Send the editor an e-mail with a description of your book idea! If you’re not sure which editor to contact, check the publisher’s website—most university presses have a page with biographies of and contact information for their editors. If you’re submitting a full proposal, make sure you adhere to the publisher’s guidelines, which should also be available on its website Most presses prefer that you submit to one editor at a time and not to all of the editors at once (that is often a waste of the editors’ time); if a book isn’t right for one editor but the editors think it could work for someone else at the press, they will often forward it to another editor. At NYU Press we do this all the time, as we have great familiarity with each other’s lists, and we are often happy to pass a recommendation on to a colleague.

—NYU Press, November 2020

Once you’ve found some presses you think might be interested in publishing your book, you can send a short e-mail to the most relevant acquisitions editor at each press describing the book, the audience for the book, and your qualifications to write it, and ask if they would be interested in reading a proposal.
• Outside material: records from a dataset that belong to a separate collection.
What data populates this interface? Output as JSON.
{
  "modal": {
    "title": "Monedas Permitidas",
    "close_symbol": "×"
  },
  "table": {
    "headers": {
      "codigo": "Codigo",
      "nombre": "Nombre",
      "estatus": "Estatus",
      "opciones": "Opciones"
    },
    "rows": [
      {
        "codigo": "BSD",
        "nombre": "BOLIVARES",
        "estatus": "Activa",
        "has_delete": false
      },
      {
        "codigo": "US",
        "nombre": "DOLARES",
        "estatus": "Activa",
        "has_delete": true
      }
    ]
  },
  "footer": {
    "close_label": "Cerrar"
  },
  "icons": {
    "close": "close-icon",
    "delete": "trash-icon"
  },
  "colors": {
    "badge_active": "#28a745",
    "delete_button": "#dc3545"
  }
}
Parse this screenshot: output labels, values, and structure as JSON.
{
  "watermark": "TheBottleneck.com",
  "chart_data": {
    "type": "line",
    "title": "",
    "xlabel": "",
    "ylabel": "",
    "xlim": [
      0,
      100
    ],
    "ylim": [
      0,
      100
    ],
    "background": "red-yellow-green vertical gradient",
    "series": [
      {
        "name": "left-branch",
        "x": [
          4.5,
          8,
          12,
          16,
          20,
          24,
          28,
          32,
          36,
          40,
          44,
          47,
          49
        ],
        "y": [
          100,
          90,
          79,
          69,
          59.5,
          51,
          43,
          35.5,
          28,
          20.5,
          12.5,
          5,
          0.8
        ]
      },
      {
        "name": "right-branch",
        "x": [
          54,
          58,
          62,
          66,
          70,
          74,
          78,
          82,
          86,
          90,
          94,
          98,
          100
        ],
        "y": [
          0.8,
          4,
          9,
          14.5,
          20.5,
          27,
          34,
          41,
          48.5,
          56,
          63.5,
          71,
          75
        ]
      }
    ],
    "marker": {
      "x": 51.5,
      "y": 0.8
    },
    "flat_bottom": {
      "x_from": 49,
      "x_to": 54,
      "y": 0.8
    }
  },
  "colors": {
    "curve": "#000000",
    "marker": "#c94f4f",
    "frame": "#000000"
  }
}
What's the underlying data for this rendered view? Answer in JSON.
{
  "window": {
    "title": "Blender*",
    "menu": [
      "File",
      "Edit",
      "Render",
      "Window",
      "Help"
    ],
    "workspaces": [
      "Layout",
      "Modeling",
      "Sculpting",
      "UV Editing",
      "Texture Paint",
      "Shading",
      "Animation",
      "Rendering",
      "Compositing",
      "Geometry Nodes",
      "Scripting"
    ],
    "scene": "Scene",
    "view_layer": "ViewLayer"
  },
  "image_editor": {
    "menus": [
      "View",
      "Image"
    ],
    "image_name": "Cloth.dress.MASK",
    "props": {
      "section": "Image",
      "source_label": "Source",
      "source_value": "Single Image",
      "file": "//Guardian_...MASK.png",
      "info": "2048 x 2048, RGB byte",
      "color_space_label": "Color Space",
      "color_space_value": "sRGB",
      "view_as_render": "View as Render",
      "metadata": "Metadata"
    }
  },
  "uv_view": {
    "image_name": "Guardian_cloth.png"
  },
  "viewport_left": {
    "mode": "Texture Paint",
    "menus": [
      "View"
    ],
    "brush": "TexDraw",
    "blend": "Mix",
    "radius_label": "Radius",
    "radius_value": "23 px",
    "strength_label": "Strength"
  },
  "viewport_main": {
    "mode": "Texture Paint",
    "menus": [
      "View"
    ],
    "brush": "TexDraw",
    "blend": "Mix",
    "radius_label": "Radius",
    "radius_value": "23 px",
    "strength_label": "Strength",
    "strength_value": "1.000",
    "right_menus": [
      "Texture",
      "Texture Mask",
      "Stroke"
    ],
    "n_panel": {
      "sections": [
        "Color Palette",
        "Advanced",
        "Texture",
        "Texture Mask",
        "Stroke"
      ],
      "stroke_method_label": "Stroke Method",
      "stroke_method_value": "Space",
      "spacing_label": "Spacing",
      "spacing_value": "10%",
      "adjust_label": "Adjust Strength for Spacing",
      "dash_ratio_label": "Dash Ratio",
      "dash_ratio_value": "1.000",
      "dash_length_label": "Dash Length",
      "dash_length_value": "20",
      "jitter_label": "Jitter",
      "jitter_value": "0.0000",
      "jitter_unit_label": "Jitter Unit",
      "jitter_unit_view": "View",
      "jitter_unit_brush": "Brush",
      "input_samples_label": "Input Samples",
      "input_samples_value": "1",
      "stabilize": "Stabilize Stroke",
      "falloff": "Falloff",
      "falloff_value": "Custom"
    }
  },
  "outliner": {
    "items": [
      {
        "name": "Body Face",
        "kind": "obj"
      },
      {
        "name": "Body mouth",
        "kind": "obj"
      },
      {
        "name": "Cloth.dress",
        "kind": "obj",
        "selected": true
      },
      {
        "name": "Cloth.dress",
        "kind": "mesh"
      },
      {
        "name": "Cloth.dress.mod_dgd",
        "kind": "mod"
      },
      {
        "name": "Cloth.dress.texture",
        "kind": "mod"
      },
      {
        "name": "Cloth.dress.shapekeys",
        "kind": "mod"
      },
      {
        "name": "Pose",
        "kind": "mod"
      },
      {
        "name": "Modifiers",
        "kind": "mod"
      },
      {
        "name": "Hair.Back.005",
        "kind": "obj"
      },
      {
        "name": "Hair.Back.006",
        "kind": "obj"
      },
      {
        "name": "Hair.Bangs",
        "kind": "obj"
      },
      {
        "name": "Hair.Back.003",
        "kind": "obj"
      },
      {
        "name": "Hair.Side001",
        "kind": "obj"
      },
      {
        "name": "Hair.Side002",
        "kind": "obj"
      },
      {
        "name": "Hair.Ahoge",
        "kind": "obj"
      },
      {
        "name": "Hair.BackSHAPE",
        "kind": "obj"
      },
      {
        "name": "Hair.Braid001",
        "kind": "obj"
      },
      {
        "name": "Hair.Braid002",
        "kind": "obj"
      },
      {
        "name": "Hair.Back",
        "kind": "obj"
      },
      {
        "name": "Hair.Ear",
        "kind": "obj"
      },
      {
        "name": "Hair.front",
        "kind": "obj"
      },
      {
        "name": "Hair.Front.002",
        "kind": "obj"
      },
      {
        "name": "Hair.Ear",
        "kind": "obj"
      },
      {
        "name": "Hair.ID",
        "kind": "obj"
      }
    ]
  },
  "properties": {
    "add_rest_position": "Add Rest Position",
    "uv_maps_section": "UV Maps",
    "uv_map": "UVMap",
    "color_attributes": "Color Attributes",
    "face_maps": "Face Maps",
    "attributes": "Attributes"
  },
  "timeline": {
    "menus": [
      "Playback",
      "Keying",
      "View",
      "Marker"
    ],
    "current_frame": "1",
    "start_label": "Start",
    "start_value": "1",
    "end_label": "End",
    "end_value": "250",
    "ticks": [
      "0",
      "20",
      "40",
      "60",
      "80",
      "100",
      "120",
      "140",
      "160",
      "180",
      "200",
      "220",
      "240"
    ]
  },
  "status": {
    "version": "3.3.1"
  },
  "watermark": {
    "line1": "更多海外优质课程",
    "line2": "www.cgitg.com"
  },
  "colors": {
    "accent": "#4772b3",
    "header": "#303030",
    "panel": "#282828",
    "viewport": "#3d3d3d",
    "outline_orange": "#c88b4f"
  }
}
You could also send a full proposal and cover letter along with this initial inquiry e-mail, but you shouldn’t send a complete manuscript until one is requested.

—AUPresses Faculty Outreach Committee, April 2020

For more information, you can also consult the Association of University Presses “Finding a Publisher” resources, including an annual directory of members, a subject area grid, and a list of member websites.

And check out these FAQs, “Has the pandemic changed how first-time book authors should approach editors?” and “Has the pandemic changed the way acquisitions editors work?”